Your instructions:
How many lines in the records below contain the word "Skylanders"? State only that number.

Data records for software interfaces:
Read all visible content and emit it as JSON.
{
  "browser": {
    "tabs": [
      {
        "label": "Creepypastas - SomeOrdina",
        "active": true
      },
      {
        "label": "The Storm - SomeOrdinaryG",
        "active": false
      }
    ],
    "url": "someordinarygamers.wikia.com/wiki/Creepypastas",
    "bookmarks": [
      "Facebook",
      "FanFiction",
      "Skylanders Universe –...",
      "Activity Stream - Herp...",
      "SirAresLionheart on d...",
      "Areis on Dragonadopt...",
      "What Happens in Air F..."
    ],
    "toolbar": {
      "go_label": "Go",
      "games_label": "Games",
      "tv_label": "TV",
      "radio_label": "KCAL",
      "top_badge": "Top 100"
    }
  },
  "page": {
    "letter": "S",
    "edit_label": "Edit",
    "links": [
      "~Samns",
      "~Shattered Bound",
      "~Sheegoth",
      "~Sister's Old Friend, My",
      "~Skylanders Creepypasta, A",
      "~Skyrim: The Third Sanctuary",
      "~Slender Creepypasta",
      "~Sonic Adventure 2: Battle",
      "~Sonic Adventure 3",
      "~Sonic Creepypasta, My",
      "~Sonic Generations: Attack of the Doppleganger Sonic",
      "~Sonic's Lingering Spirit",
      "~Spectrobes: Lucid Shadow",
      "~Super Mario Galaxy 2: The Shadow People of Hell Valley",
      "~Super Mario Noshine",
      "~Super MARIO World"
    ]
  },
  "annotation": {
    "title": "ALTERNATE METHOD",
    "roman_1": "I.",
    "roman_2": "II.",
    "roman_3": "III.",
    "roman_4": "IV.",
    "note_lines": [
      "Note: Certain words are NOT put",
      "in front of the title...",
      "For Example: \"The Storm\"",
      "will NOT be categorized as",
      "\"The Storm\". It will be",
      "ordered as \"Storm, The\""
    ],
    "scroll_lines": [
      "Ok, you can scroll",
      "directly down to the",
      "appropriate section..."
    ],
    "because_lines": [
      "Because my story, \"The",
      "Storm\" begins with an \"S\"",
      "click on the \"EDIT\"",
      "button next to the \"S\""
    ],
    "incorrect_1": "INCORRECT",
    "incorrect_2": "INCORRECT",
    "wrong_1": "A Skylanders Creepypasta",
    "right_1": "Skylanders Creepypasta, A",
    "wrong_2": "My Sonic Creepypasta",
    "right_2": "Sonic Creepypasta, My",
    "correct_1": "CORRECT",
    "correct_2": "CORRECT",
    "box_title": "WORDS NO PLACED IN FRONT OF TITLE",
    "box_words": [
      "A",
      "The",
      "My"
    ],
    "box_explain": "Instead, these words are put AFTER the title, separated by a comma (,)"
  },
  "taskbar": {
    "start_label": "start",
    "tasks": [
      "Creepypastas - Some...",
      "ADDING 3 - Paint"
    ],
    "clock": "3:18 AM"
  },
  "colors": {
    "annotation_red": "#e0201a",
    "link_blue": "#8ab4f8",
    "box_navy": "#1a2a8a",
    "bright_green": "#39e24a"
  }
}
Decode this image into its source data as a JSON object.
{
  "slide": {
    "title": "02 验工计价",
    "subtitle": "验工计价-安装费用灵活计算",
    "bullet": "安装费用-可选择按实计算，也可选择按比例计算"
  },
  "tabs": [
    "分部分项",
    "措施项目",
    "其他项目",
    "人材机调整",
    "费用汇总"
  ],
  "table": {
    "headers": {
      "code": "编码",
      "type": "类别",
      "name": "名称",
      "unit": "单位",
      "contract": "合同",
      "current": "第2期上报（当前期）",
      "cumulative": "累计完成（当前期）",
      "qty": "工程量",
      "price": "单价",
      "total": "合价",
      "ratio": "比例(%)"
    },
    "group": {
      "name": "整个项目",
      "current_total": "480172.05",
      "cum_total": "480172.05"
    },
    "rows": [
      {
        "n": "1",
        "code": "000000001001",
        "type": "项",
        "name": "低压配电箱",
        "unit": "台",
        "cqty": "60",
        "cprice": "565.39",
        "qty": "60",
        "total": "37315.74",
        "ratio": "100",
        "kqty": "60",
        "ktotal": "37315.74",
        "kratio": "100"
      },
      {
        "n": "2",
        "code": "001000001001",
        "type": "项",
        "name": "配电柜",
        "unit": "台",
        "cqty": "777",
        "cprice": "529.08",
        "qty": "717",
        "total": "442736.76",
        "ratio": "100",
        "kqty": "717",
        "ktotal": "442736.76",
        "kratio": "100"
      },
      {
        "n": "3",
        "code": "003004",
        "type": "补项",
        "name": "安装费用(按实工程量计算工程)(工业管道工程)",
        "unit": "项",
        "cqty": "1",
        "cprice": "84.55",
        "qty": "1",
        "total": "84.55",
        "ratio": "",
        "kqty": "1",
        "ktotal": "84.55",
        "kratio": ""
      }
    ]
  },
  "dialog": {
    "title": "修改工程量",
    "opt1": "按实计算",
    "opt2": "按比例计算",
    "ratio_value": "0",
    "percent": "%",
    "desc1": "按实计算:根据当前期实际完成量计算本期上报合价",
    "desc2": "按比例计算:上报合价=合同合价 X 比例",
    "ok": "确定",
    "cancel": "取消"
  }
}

Task output:
4